A new dinosaur fossil find with unusual four-digit hands added new evidence to unravel one of the mysteries that how birds descended from dinosaurs.
Xu Xing, a principal investigator at the Chinese Academy of Sciences (CAS) Institute of Vertebrate Paleontology and Paleoanthropology, led an international team found to show the dinosaur-to-bird evidences at the latest issue of the academic journal of Nature, published Thursday.
Xu's team discovered two skeletons of a beaked, plant-eating dinosaur, which they named Limusaurus, in the Junggar Basin in Xinjiang Uygur Autonomous Region, northwest China.
The new fossil, belonging to the theropods, had four digits, equal to human's thumb, index, middle and ring fingers. Its "thumb" became greatly reduced and the size of its index finger increased.
Paleontologists who supported the dinosaur-bird theory long faced a problem on fingers. Previous fossils of theropod dinosaurs showed earlier dinosaurs had five fingers and later ones gradually lost their ring finger and little finger.
The wings of birds developed from the forelimbs of their ancestors and biologists found skeletal traces of former fingers, which were index, middle and ring ones.
The conflicting finds of modern birds and dinosaur fossils became one of the most important pieces of evidence against the dinosaur-bird hypothesis.
"The new limusaurus indicated a different pattern of finger reduction. It was the thumb that was lost, instead of the ring finger," Xu told Xinhua Thursday in an interview.
"This new animal is fascinating by itself, and when placed into an evolutionary context it offers intriguing evidence about how the hand of dinosaurs evolved into the hand of birds," said James Clark, co-author of the paper who teaches at the George Washington University in Washington D.C..
The team reexamined hand skeletons of some previous fossils of theropods. "We realized the pattern of their finger reduction was much more complicated than people had thought," Xu said.
They believed the changes seen in limusaurus represented the beginning of a trend.
They also presented a new hypothesis to explain why advanced theropods, from which birds were believed to have evolved, had the second, third and fourth fingers but they looked like the first three ones, as some fossils showed.
"Homeotic changes might happen on dinosaurs, which means the index finger has the feature of a thumb," Xu said. "Such changes happened on humans.
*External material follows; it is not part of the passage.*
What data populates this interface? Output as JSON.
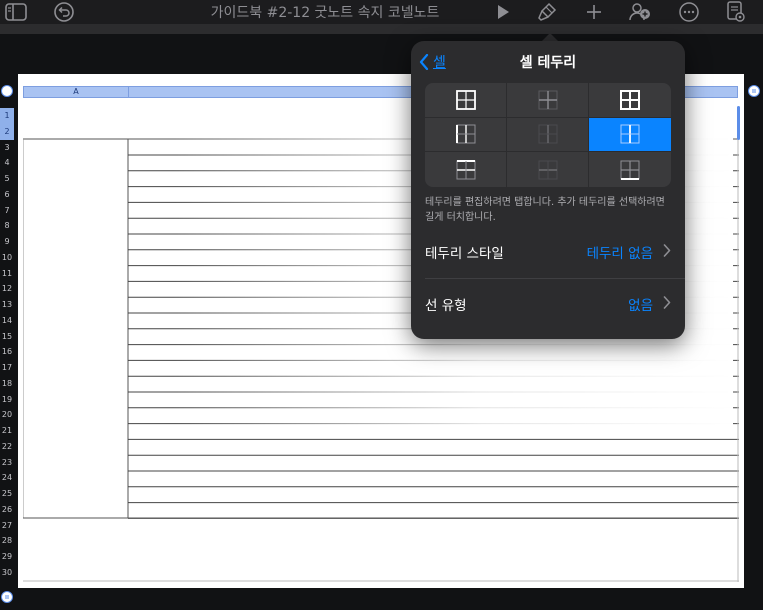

For example, a person usually has seven cervical vertebraes but, for some people, the first thoracic vertebrae has the feature of cervical ones."
Alan Feduccia, one key critic of the dinosaur-to-bird theory, said to Xinhua, "If confirmed, this would be the only early dinosaur with a hand composed of the middle three digits, which isthe same pattern as that of modern birds, albeit dramatically different in overall hand morphology, as well as having a highly abbreviated forelimb."
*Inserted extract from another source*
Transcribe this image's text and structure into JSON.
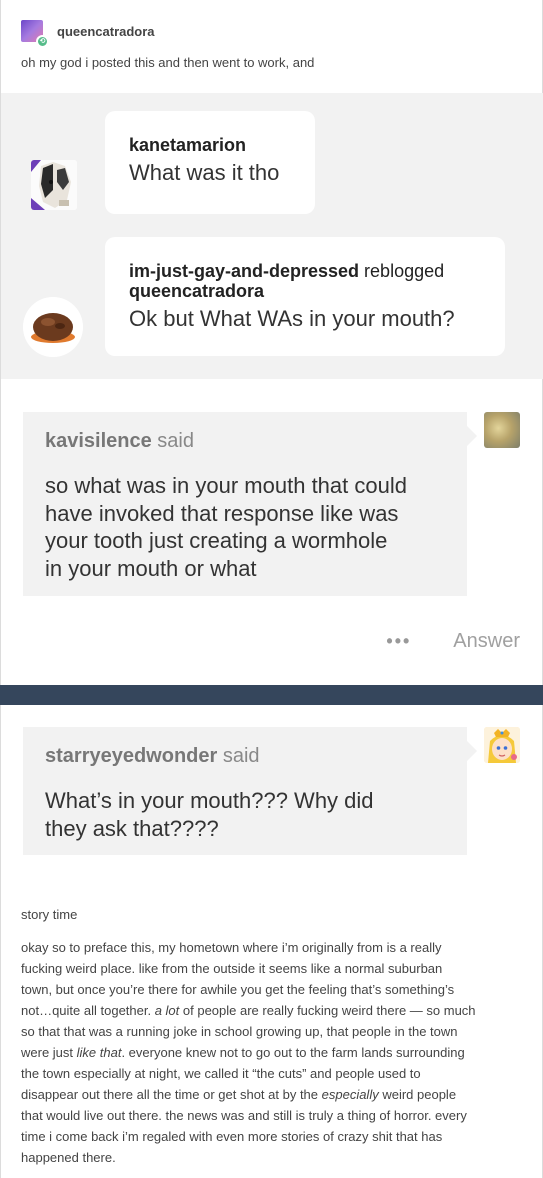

"The new fossil answers many questions and raises still another set of unknowns," the University of North Carolina at Chapel Hill paleobiologist said.
Guenter Wagner, a renowned Yale evolutionary biologist, responded to a Xinhua email interview, "There is very strong developmental evidence that there was a homeotic change in digit identity in the evolution of the bird lineage.
"I find it intriguing that there is more similarity to the 2,3,4 digits proximal, and more similarity to 1, 2, 3 digit identities distally," he said.
Wagner, however, remained neutral on the question of whether the morphology of this animal is a derived feature that may not be informative of the stages the bird lineage went through.
Mark Norell, chairman and curator-in-charge of Fossil Reptiles, Amphibians, and Birds with the American Museum of Natural History, agreed with Xu and his colleagues that the homeotic change is possible and an explanation for the change pattern of dinosaur fingers. "But the theory is difficult to test," he told Xinhua also in an email.
The new dinosaur, living about 159 million years ago, lacked teeth and had a bird like beak and gizzard stones that helped break plants down for digestion. But it is an early member of a carnivorous theropod dinosaur family called ceratosaurs.
"This paper provides evidence congruent with this theory. Nevertheless, the findings indicate that the evolution of birds from other dinosaurs was a complex pattern of changes," Norell said.
"This find will fill in important details as we do not yet fully understand how the transformation took place, not whether the transformation happened," Wagner said.